# TASK OBJECTIVE
Give back the entire listing exactly as it was provided.

- - -

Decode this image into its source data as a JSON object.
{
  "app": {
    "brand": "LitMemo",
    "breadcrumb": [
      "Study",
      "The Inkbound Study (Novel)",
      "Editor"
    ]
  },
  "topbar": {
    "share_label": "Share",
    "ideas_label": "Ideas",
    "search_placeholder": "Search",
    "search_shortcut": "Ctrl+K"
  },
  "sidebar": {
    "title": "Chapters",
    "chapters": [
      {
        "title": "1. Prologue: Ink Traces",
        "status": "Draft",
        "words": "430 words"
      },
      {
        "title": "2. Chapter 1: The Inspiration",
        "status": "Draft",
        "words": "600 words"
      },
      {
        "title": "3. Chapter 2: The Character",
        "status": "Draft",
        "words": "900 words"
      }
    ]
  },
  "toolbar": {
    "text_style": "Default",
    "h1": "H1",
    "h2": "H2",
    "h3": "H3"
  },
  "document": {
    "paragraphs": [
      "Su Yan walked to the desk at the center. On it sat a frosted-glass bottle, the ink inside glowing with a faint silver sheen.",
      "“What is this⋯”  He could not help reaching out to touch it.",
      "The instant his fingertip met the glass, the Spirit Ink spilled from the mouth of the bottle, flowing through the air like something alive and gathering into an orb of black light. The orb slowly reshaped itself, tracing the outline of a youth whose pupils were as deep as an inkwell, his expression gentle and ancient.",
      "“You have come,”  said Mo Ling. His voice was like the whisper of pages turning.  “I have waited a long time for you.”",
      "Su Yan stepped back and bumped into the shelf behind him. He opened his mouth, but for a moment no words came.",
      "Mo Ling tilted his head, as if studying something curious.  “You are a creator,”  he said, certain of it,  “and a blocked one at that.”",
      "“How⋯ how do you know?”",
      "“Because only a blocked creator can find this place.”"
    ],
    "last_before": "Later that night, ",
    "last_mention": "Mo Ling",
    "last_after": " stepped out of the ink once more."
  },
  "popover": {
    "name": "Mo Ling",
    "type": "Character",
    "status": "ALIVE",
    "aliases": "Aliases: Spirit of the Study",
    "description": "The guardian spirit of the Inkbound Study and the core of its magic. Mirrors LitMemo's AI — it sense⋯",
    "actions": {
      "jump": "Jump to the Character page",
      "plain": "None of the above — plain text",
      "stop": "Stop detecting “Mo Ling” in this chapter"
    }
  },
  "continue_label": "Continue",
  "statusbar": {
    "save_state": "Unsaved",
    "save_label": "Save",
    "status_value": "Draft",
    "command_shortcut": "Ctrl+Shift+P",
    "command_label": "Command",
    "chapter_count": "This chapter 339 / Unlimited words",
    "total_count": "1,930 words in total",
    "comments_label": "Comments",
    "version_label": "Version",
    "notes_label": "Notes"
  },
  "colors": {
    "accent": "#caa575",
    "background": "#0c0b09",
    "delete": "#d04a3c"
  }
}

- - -

# EXERCISE RESPONSE
Decode this image into its source data as a JSON object.
{
  "app": {
    "brand": "LitMemo",
    "breadcrumb": [
      "Study",
      "The Inkbound Study (Novel)",
      "Editor"
    ]
  },
  "topbar": {
    "share_label": "Share",
    "ideas_label": "Ideas",
    "search_placeholder": "Search",
    "search_shortcut": "Ctrl+K"
  },
  "sidebar": {
    "title": "Chapters",
    "chapters": [
      {
        "title": "1. Prologue: Ink Traces",
        "status": "Draft",
        "words": "430 words"
      },
      {
        "title": "2. Chapter 1: The Inspiration",
        "status": "Draft",
        "words": "600 words"
      },
      {
        "title": "3. Chapter 2: The Character",
        "status": "Draft",
        "words": "900 words"
      }
    ]
  },
  "toolbar": {
    "text_style": "Default",
    "h1": "H1",
    "h2": "H2",
    "h3": "H3"
  },
  "document": {
    "paragraphs": [
      "Su Yan walked to the desk at the center. On it sat a frosted-glass bottle, the ink inside glowing with a faint silver sheen.",
      "“What is this⋯”  He could not help reaching out to touch it.",
      "The instant his fingertip met the glass, the Spirit Ink spilled from the mouth of the bottle, flowing through the air like something alive and gathering into an orb of black light. The orb slowly reshaped itself, tracing the outline of a youth whose pupils were as deep as an inkwell, his expression gentle and ancient.",
      "“You have come,”  said Mo Ling. His voice was like the whisper of pages turning.  “I have waited a long time for you.”",
      "Su Yan stepped back and bumped into the shelf behind him. He opened his mouth, but for a moment no words came.",
      "Mo Ling tilted his head, as if studying something curious.  “You are a creator,”  he said, certain of it,  “and a blocked one at that.”",
      "“How⋯ how do you know?”",
      "“Because only a blocked creator can find this place.”"
    ],
    "last_before": "Later that night, ",
    "last_mention": "Mo Ling",
    "last_after": " stepped out of the ink once more."
  },
  "popover": {
    "name": "Mo Ling",
    "type": "Character",
    "status": "ALIVE",
    "aliases": "Aliases: Spirit of the Study",
    "description": "The guardian spirit of the Inkbound Study and the core of its magic. Mirrors LitMemo's AI — it sense⋯",
    "actions": {
      "jump": "Jump to the Character page",
      "plain": "None of the above — plain text",
      "stop": "Stop detecting “Mo Ling” in this chapter"
    }
  },
  "continue_label": "Continue",
  "statusbar": {
    "save_state": "Unsaved",
    "save_label": "Save",
    "status_value": "Draft",
    "command_shortcut": "Ctrl+Shift+P",
    "command_label": "Command",
    "chapter_count": "This chapter 339 / Unlimited words",
    "total_count": "1,930 words in total",
    "comments_label": "Comments",
    "version_label": "Version",
    "notes_label": "Notes"
  },
  "colors": {
    "accent": "#caa575",
    "background": "#0c0b09",
    "delete": "#d04a3c"
  }
}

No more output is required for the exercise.